■ **Exercise**:
Return each line of the data below verbatim; pictures are to be left out.

BEGIN Extracted records

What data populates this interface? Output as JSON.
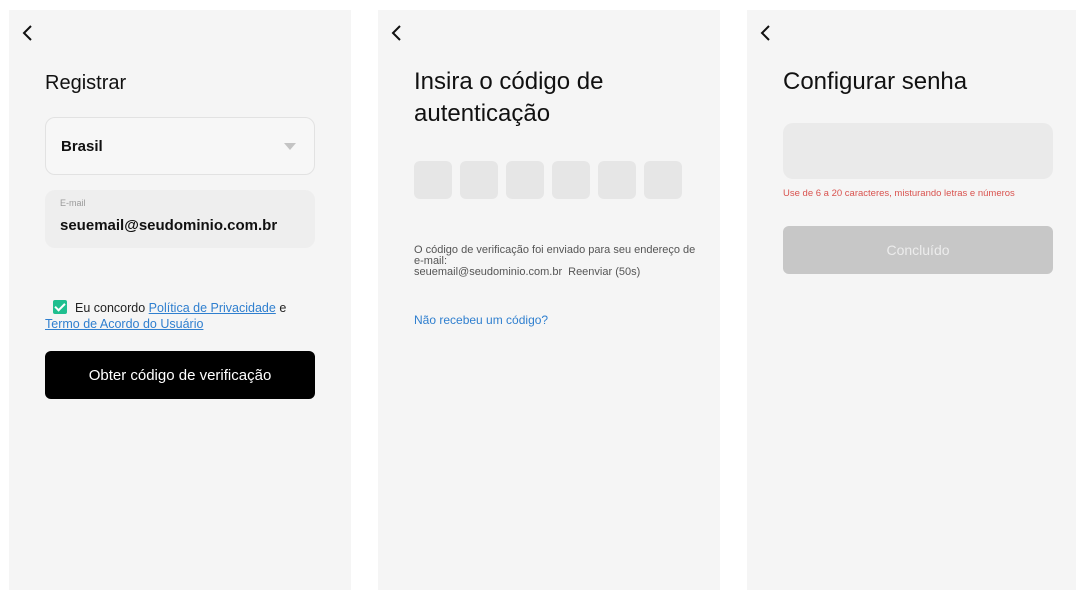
{
  "colors": {
    "panel_bg": "#f5f5f5",
    "primary_button": "#000000",
    "disabled_button": "#c7c7c7",
    "link": "#2f7fcf",
    "checkbox": "#1fbf8f",
    "error": "#d9534f"
  },
  "icons": {
    "back": "chevron-left-icon",
    "dropdown": "caret-down-icon",
    "checkbox": "checkmark-icon"
  },
  "register": {
    "title": "Registrar",
    "country": "Brasil",
    "email_label": "E-mail",
    "email_value": "seuemail@seudominio.com.br",
    "agree_prefix": "Eu concordo",
    "privacy_link": "Política de Privacidade",
    "agree_and": "e",
    "terms_link": "Termo de Acordo do Usuário",
    "get_code_button": "Obter código de verificação"
  },
  "verify": {
    "title": "Insira o código de autenticação",
    "sent_text": "O código de verificação foi enviado para seu endereço de e-mail:",
    "email": "seuemail@seudominio.com.br",
    "resend": "Reenviar (50s)",
    "no_code_link": "Não recebeu um código?"
  },
  "password": {
    "title": "Configurar senha",
    "hint": "Use de 6 a 20 caracteres, misturando letras e números",
    "done_button": "Concluído"
  }
}
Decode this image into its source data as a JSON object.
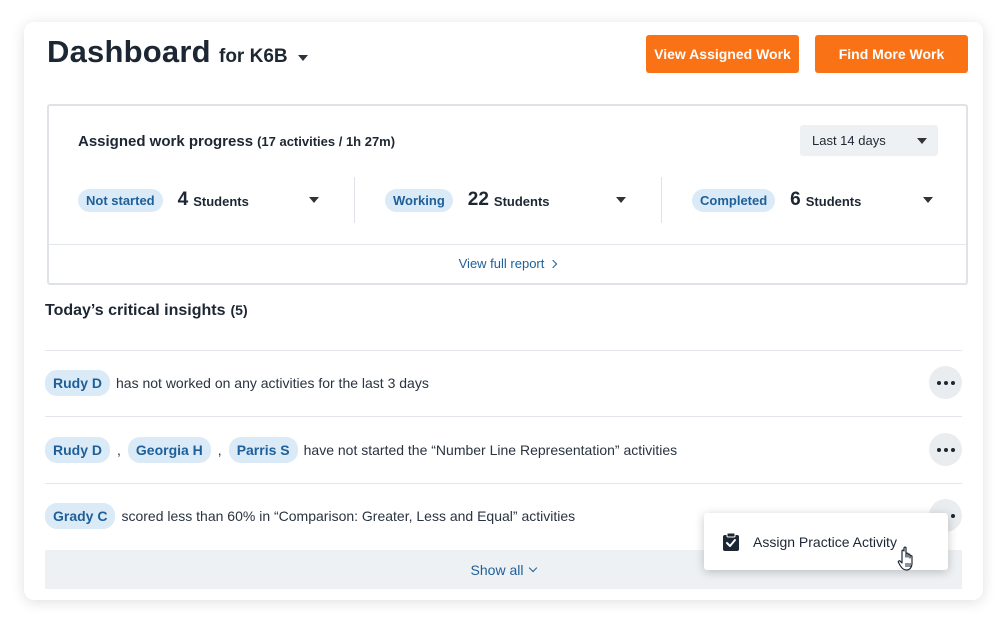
{
  "header": {
    "title": "Dashboard",
    "class_label": "for K6B",
    "buttons": {
      "view_assigned": "View Assigned Work",
      "find_more": "Find More Work"
    }
  },
  "progress": {
    "title": "Assigned work progress",
    "subtitle": "(17 activities / 1h 27m)",
    "range": "Last 14 days",
    "stats": [
      {
        "label": "Not started",
        "count": "4",
        "unit": "Students"
      },
      {
        "label": "Working",
        "count": "22",
        "unit": "Students"
      },
      {
        "label": "Completed",
        "count": "6",
        "unit": "Students"
      }
    ],
    "report_link": "View full report"
  },
  "insights": {
    "title": "Today’s critical insights",
    "count": "(5)",
    "rows": [
      {
        "names": [
          "Rudy D"
        ],
        "text": "has not worked on any activities for the last 3 days"
      },
      {
        "names": [
          "Rudy D",
          "Georgia H",
          "Parris S"
        ],
        "separator": ",",
        "text": "have not started the “Number Line Representation” activities"
      },
      {
        "names": [
          "Grady C"
        ],
        "text": "scored less than 60% in “Comparison: Greater, Less and Equal” activities"
      }
    ],
    "show_all": "Show all"
  },
  "popup": {
    "item": "Assign Practice Activity",
    "icon": "clipboard-check-icon"
  },
  "colors": {
    "accent_orange": "#f97316",
    "link_blue": "#1e5f99",
    "chip_bg": "#dbeaf7"
  }
}
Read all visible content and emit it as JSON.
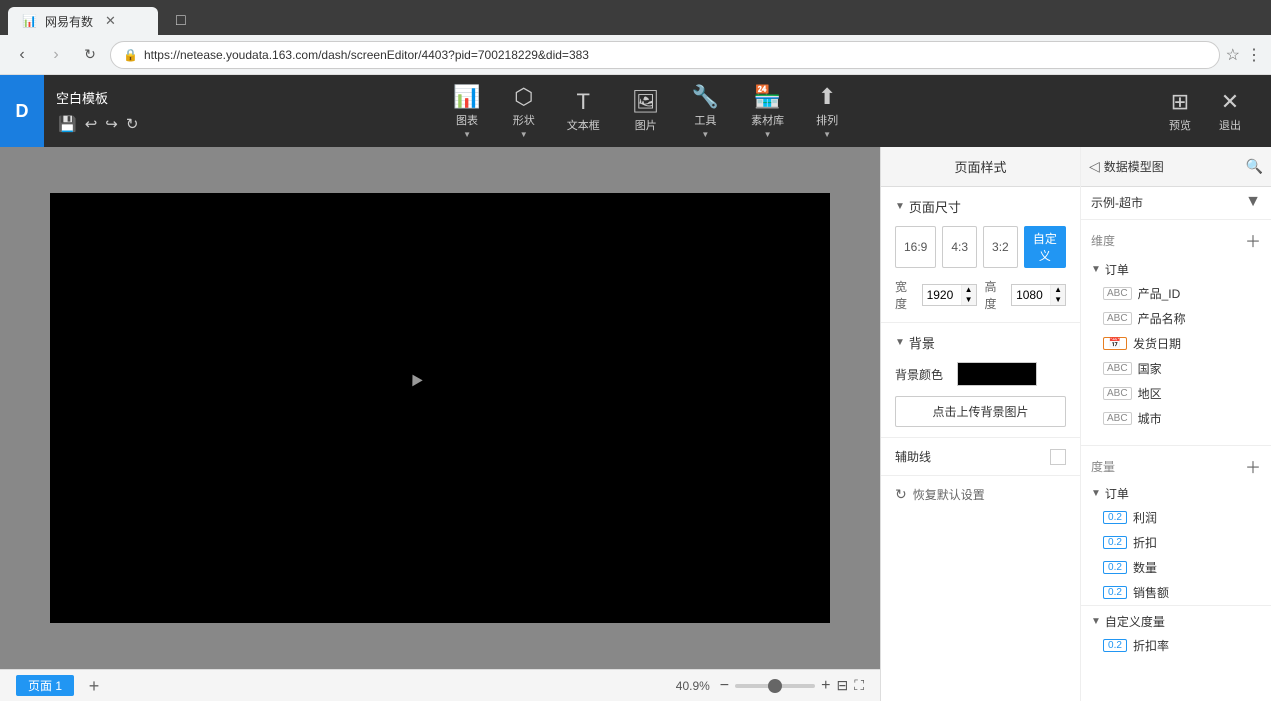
{
  "browser": {
    "tab_active": "网易有数",
    "tab_inactive": "",
    "url": "https://netease.youdata.163.com/dash/screenEditor/4403?pid=700218229&did=383",
    "lock_icon": "🔒"
  },
  "toolbar": {
    "template_name": "空白模板",
    "tools": {
      "save": "💾",
      "undo": "↩",
      "redo": "↪",
      "refresh": "↻"
    },
    "chart_label": "图表",
    "shape_label": "形状",
    "textbox_label": "文本框",
    "image_label": "图片",
    "tool_label": "工具",
    "assets_label": "素材库",
    "arrange_label": "排列",
    "preview_label": "预览",
    "exit_label": "退出"
  },
  "right_panel": {
    "page_style_tab": "页面样式",
    "data_model_tab": "数据模型图",
    "search_placeholder": "搜索",
    "page_size": {
      "title": "页面尺寸",
      "btn_16_9": "16:9",
      "btn_4_3": "4:3",
      "btn_3_2": "3:2",
      "btn_custom": "自定义",
      "width_label": "宽度",
      "width_value": "1920",
      "height_label": "高度",
      "height_value": "1080"
    },
    "background": {
      "title": "背景",
      "color_label": "背景颜色",
      "upload_btn": "点击上传背景图片"
    },
    "gridline": {
      "label": "辅助线"
    },
    "reset_btn": "恢复默认设置"
  },
  "data_panel": {
    "dataset_name": "示例-超市",
    "dimensions": {
      "title": "维度",
      "group_order": "订单",
      "items": [
        {
          "type": "ABC",
          "label": "产品_ID",
          "type_class": "abc"
        },
        {
          "type": "ABC",
          "label": "产品名称",
          "type_class": "abc"
        },
        {
          "type": "DATE",
          "label": "发货日期",
          "type_class": "date"
        },
        {
          "type": "ABC",
          "label": "国家",
          "type_class": "abc"
        },
        {
          "type": "ABC",
          "label": "地区",
          "type_class": "abc"
        },
        {
          "type": "ABC",
          "label": "城市",
          "type_class": "abc"
        }
      ]
    },
    "measures": {
      "title": "度量",
      "group_order": "订单",
      "items": [
        {
          "type": "0.2",
          "label": "利润"
        },
        {
          "type": "0.2",
          "label": "折扣"
        },
        {
          "type": "0.2",
          "label": "数量"
        },
        {
          "type": "0.2",
          "label": "销售额"
        }
      ],
      "custom_title": "自定义度量",
      "custom_items": [
        {
          "type": "0.2",
          "label": "折扣率"
        }
      ]
    }
  },
  "canvas": {
    "background_color": "#000000"
  },
  "bottom_bar": {
    "page_label": "页面 1",
    "add_page": "+",
    "zoom_percent": "40.9%",
    "zoom_minus": "−",
    "zoom_plus": "+",
    "fit_icon": "⊡",
    "fullscreen_icon": "⛶"
  }
}
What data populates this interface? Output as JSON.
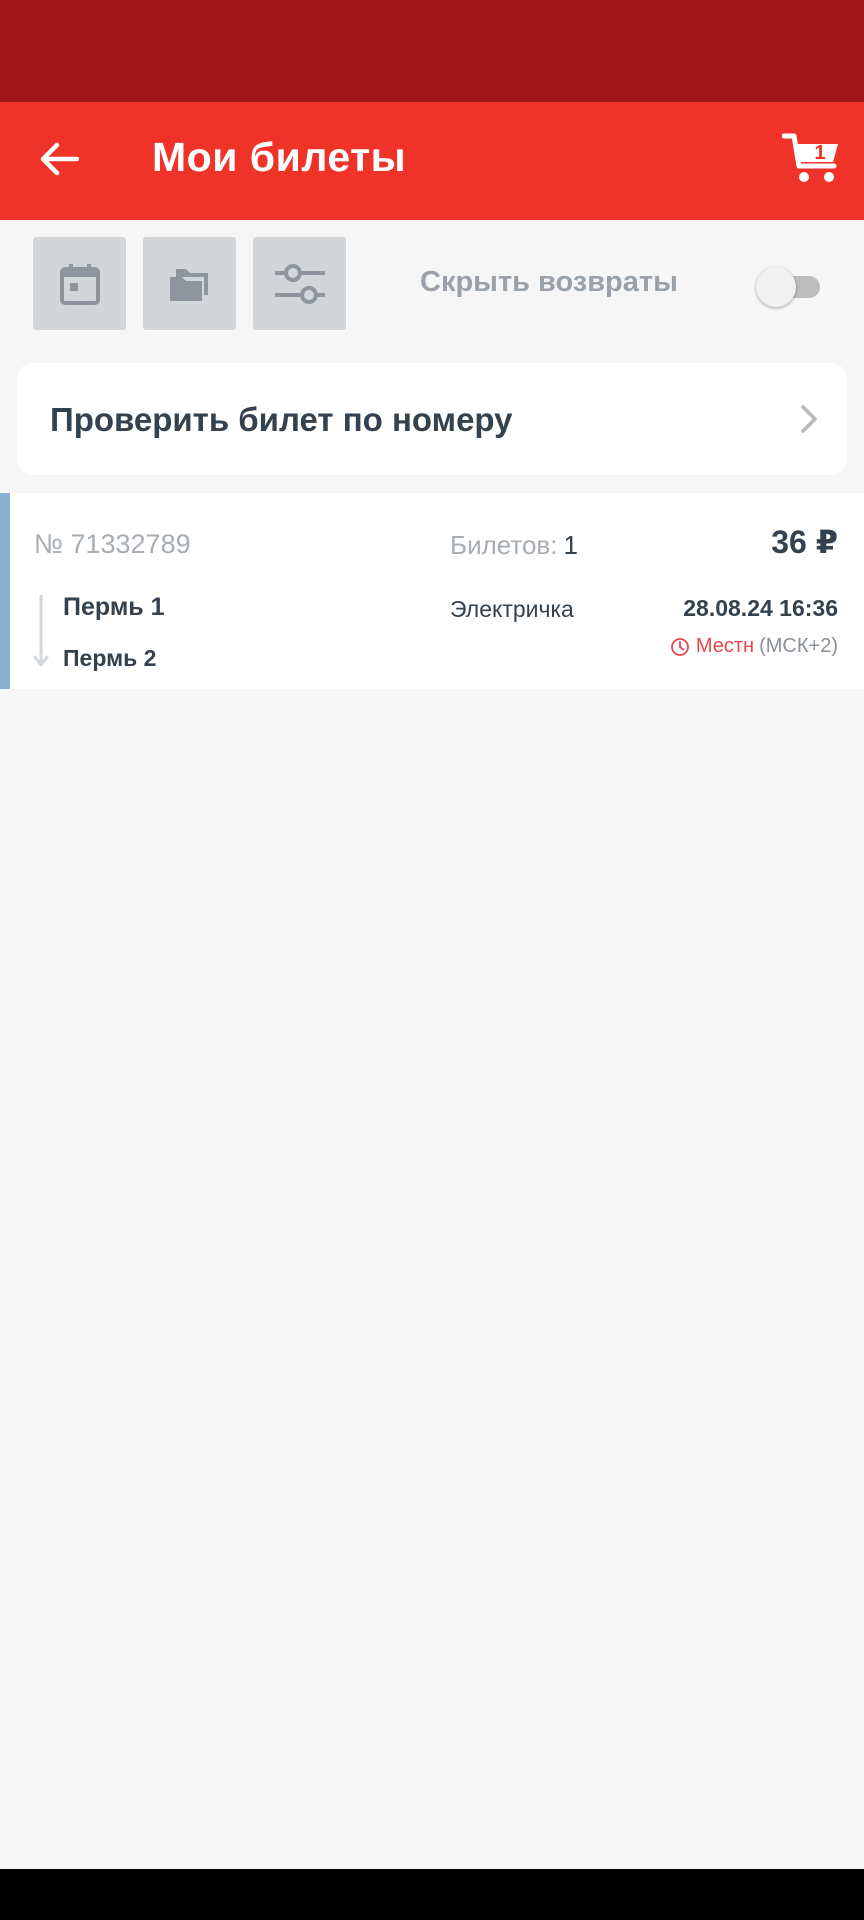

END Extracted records

■ **Exercise output**:
What data populates this interface? Output as JSON.
{
  "colors": {
    "panel_bg": "#f5f5f5",
    "primary_button": "#000000",
    "disabled_button": "#c7c7c7",
    "link": "#2f7fcf",
    "checkbox": "#1fbf8f",
    "error": "#d9534f"
  },
  "icons": {
    "back": "chevron-left-icon",
    "dropdown": "caret-down-icon",
    "checkbox": "checkmark-icon"
  },
  "register": {
    "title": "Registrar",
    "country": "Brasil",
    "email_label": "E-mail",
    "email_value": "seuemail@seudominio.com.br",
    "agree_prefix": "Eu concordo",
    "privacy_link": "Política de Privacidade",
    "agree_and": "e",
    "terms_link": "Termo de Acordo do Usuário",
    "get_code_button": "Obter código de verificação"
  },
  "verify": {
    "title": "Insira o código de autenticação",
    "sent_text": "O código de verificação foi enviado para seu endereço de e-mail:",
    "email": "seuemail@seudominio.com.br",
    "resend": "Reenviar (50s)",
    "no_code_link": "Não recebeu um código?"
  },
  "password": {
    "title": "Configurar senha",
    "hint": "Use de 6 a 20 caracteres, misturando letras e números",
    "done_button": "Concluído"
  }
}
Decode this image into its source data as a JSON object.
{
  "header": {
    "title": "Dashboard",
    "class_label": "for K6B",
    "buttons": {
      "view_assigned": "View Assigned Work",
      "find_more": "Find More Work"
    }
  },
  "progress": {
    "title": "Assigned work progress",
    "subtitle": "(17 activities / 1h 27m)",
    "range": "Last 14 days",
    "stats": [
      {
        "label": "Not started",
        "count": "4",
        "unit": "Students"
      },
      {
        "label": "Working",
        "count": "22",
        "unit": "Students"
      },
      {
        "label": "Completed",
        "count": "6",
        "unit": "Students"
      }
    ],
    "report_link": "View full report"
  },
  "insights": {
    "title": "Today’s critical insights",
    "count": "(5)",
    "rows": [
      {
        "names": [
          "Rudy D"
        ],
        "text": "has not worked on any activities for the last 3 days"
      },
      {
        "names": [
          "Rudy D",
          "Georgia H",
          "Parris S"
        ],
        "separator": ",",
        "text": "have not started the “Number Line Representation” activities"
      },
      {
        "names": [
          "Grady C"
        ],
        "text": "scored less than 60% in “Comparison: Greater, Less and Equal” activities"
      }
    ],
    "show_all": "Show all"
  },
  "popup": {
    "item": "Assign Practice Activity",
    "icon": "clipboard-check-icon"
  },
  "colors": {
    "accent_orange": "#f97316",
    "link_blue": "#1e5f99",
    "chip_bg": "#dbeaf7"
  }
}
Read all visible content and emit it as JSON.
{
  "browser": {
    "tab_active": "网易有数",
    "tab_inactive": "",
    "url": "https://netease.youdata.163.com/dash/screenEditor/4403?pid=700218229&did=383",
    "lock_icon": "🔒"
  },
  "toolbar": {
    "template_name": "空白模板",
    "tools": {
      "save": "💾",
      "undo": "↩",
      "redo": "↪",
      "refresh": "↻"
    },
    "chart_label": "图表",
    "shape_label": "形状",
    "textbox_label": "文本框",
    "image_label": "图片",
    "tool_label": "工具",
    "assets_label": "素材库",
    "arrange_label": "排列",
    "preview_label": "预览",
    "exit_label": "退出"
  },
  "right_panel": {
    "page_style_tab": "页面样式",
    "data_model_tab": "数据模型图",
    "search_placeholder": "搜索",
    "page_size": {
      "title": "页面尺寸",
      "btn_16_9": "16:9",
      "btn_4_3": "4:3",
      "btn_3_2": "3:2",
      "btn_custom": "自定义",
      "width_label": "宽度",
      "width_value": "1920",
      "height_label": "高度",
      "height_value": "1080"
    },
    "background": {
      "title": "背景",
      "color_label": "背景颜色",
      "upload_btn": "点击上传背景图片"
    },
    "gridline": {
      "label": "辅助线"
    },
    "reset_btn": "恢复默认设置"
  },
  "data_panel": {
    "dataset_name": "示例-超市",
    "dimensions": {
      "title": "维度",
      "group_order": "订单",
      "items": [
        {
          "type": "ABC",
          "label": "产品_ID",
          "type_class": "abc"
        },
        {
          "type": "ABC",
          "label": "产品名称",
          "type_class": "abc"
        },
        {
          "type": "DATE",
          "label": "发货日期",
          "type_class": "date"
        },
        {
          "type": "ABC",
          "label": "国家",
          "type_class": "abc"
        },
        {
          "type": "ABC",
          "label": "地区",
          "type_class": "abc"
        },
        {
          "type": "ABC",
          "label": "城市",
          "type_class": "abc"
        }
      ]
    },
    "measures": {
      "title": "度量",
      "group_order": "订单",
      "items": [
        {
          "type": "0.2",
          "label": "利润"
        },
        {
          "type": "0.2",
          "label": "折扣"
        },
        {
          "type": "0.2",
          "label": "数量"
        },
        {
          "type": "0.2",
          "label": "销售额"
        }
      ],
      "custom_title": "自定义度量",
      "custom_items": [
        {
          "type": "0.2",
          "label": "折扣率"
        }
      ]
    }
  },
  "canvas": {
    "background_color": "#000000"
  },
  "bottom_bar": {
    "page_label": "页面 1",
    "add_page": "+",
    "zoom_percent": "40.9%",
    "zoom_minus": "−",
    "zoom_plus": "+",
    "fit_icon": "⊡",
    "fullscreen_icon": "⛶"
  }
}
What data populates this interface? Output as JSON.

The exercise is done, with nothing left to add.